It’s the Weather: 40 Days for Life Kicks Off Its Largest Spring Campaign
Being out in the cold and snow pays off. “We always see more babies saved per campaign in the spring campaign than in the fall, even though we have more campaigns in the fall,” Shawn Carney, head of 40 Days for Life, said Monday. 70 Christians had gathered at a Lutheran church for a kick off rally for the 40 Days for Life vigil in Lewisville, Texas.
Why is that? “The only explanation — that comes from the Midwest, where we have a huge presence in the spring — is the weather,” Carney explained. “There is an instant respect for somebody being outside in miserable weather. And it’s worth it because of the prayer, because of the fasting, and because this is too big to take on without those elements.”
40 Days for Life starts across the country on Wednesday, March 6, coinciding with Lent. This spring campaign consists of 377 vigil locations globally. That’s the largest spring campaign yet.
Lives Saved and Changed
Since its inception in 2004, 40 Days for Life has seen more than 15,000 moms decide against having an abortion. Seeing Christians praying and holding signs outside of abortion centers changed their minds. These are the women and children the organization knows of through personal communication. Another telling number, Carney said, comes from former Planned Parenthood employees.
The no-show rate goes as high as 75 percent when people are praying outside of Planned Parenthood locations, he learned. “Abby was the one who spilled the beans on that, and other directors since have confirmed it,” he said. Abby Johnson was the director of the Planned Parenthood location that Carney and others started 40 Days for Life at in 2004. She converted to the pro-life movement after seeing a sonogram-guided abortion. The movie about Johnson’s experience, Unplanned, opens in theaters March 29.
“They want to be gray.”
Whether the weather is miserable, Carney explained to The Stream, taking a stand for life outside of an abortion clinic has an effect. Why? Because abortion clinics thrive on the perception of a morally gray zone.
“It’s because everybody innately knows that abortion is wrong. Everybody is at least uncomfortable with it,” Carney said. “So when you witness to that — that things are not okay here, that this is wrong, and that we have alternatives — you say the obvious. You say the obvious. It doesn’t take any explanation. So that has a big impact.”
“Abortion facilities don’t want to be black or white,” Carney added. “They want to be gray, and they want to nest in an area, and they want to be in the medical district, and they want to blend in. And then they want to do abortions — without any attention. I would want that if I were running an abortion facility. A 40 Days for Life rally destroys all of that. It calls attention to it. It gets the media involved. It’s a public display of opposition — and we should have public displays of opposition to abortion.”

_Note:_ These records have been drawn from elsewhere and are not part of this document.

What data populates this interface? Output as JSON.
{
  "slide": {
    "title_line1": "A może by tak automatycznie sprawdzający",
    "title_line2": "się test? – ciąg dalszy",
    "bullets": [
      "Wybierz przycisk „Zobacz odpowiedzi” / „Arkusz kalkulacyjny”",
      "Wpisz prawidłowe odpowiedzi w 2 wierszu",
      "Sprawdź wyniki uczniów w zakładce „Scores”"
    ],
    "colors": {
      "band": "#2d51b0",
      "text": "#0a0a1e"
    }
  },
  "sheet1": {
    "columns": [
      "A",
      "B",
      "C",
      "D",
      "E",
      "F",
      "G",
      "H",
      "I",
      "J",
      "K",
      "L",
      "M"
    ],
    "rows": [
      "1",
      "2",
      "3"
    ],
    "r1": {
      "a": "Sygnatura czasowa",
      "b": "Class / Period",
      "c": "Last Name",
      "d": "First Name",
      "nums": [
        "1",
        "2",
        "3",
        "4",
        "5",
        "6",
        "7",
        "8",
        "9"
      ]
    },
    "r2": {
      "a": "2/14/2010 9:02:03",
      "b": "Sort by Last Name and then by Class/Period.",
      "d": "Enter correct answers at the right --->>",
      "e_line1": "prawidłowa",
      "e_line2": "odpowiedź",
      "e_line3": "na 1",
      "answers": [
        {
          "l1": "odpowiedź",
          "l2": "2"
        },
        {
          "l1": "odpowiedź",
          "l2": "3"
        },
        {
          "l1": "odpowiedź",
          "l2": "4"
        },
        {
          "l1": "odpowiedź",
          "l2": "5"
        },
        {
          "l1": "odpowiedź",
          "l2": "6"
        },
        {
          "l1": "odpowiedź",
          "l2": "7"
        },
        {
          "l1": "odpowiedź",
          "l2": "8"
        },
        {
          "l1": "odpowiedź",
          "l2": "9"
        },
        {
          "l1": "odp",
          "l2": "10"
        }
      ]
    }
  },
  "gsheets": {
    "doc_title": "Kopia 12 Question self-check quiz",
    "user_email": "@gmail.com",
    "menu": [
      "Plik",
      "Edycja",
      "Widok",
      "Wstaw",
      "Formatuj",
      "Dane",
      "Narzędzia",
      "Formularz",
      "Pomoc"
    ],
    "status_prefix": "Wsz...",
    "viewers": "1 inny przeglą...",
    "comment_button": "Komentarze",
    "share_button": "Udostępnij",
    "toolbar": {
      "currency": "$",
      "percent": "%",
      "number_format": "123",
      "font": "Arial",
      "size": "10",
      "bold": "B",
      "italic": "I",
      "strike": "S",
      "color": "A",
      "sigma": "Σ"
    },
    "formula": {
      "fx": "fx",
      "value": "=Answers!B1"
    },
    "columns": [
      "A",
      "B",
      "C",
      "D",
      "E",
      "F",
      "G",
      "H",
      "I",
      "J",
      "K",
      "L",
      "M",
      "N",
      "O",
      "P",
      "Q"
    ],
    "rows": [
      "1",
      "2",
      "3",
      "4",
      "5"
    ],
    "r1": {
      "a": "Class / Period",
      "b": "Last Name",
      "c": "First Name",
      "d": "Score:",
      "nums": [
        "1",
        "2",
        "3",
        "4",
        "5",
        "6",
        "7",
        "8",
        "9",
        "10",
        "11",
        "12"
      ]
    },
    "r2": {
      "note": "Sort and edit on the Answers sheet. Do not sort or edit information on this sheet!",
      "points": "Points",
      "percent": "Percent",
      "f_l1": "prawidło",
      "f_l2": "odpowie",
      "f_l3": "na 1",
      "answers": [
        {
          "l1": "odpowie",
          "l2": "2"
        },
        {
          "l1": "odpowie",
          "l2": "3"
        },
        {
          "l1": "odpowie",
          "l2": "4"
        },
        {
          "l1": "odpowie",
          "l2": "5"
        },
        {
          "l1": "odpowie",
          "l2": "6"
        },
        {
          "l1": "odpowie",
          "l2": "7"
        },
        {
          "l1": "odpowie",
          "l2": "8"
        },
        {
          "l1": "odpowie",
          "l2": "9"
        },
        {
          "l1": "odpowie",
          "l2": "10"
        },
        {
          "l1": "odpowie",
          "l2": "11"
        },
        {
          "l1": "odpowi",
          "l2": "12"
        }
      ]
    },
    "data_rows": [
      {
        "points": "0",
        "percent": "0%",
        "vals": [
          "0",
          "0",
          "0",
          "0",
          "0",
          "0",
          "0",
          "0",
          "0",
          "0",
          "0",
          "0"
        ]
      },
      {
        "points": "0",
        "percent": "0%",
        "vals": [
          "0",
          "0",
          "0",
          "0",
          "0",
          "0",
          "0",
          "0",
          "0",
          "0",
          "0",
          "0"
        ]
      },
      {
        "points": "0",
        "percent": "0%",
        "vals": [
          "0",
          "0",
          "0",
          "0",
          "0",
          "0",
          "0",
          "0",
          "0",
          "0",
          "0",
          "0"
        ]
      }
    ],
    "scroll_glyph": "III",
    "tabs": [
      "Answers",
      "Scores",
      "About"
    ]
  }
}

Local Opportunities and Challenges
Carney shared with the group that he would be in Jackson, Mississippi on Wednesday for the launch of their 40 Days for Life vigil. This abortion facility is the only one left in Mississippi.
“Mississippi is on the verge of being the first abortion-free state,” Carney said. Mississippians have held 40 Days for Life vigils outside of abortion facilities for 9 years.
A handful of states have only one abortion facility. In April, the count was six: Kentucky, Mississippi, North and South Dakota, Tennessee, West Virginia and Wyoming. The last abortion facility in Tennessee closed indefinitely in December, but its website shows that it now open, which means the current count is likely seven.
Carney also shared that in Canada, Christians who want to pray outside of abortion facilities are facing “abortion bubble zones” — places where pro-life speech is banned. There, 40 Days for Life vigils must take place 50 to 150 meters from abortion facilities, Carney said.
“The media has been wonderful in Canada, and they’re not for life at all, but at one of our vigils, the media actually went in to interview the hospital, and they threw the media out of the bubble zone. And finally the media said, ‘This isn’t even free speech, now we can’t even do a report on it?'” Carney said. “And so there’s been some comic relief in some of these aspects, because they’ve just lost their mind on freedom of speech.”
Carney said that he’s spoken to people are hesitant to join a 40 Days for Life vigil, or are nervous when they first start. He said he was afraid when he started praying outside the new Planned parenthood in his college town, College Station, Texas.
“Having fear is a normal reaction,” Carney said. But, he added, “If abortion ends the life of an unborn child, then going out there to try to stop it is an appropriate reaction.”
Brian Fisher, co-founder and president of Human Coalition, also spoke at the Lewisville kickoff. He encouraged those gathered to continue overcoming fear and discomfort.
“We rescue, because we were recused. We put ourselves in uncomfortable situations on sidewalks outside of abortion clinics, because God himself put himself in the most uncomfortable, terrible position in the history of mankind on the cross. We sacrifice time and energy to do this work because Jesus Christ made sacrifices that we can never make. We rescue because He rescued us.”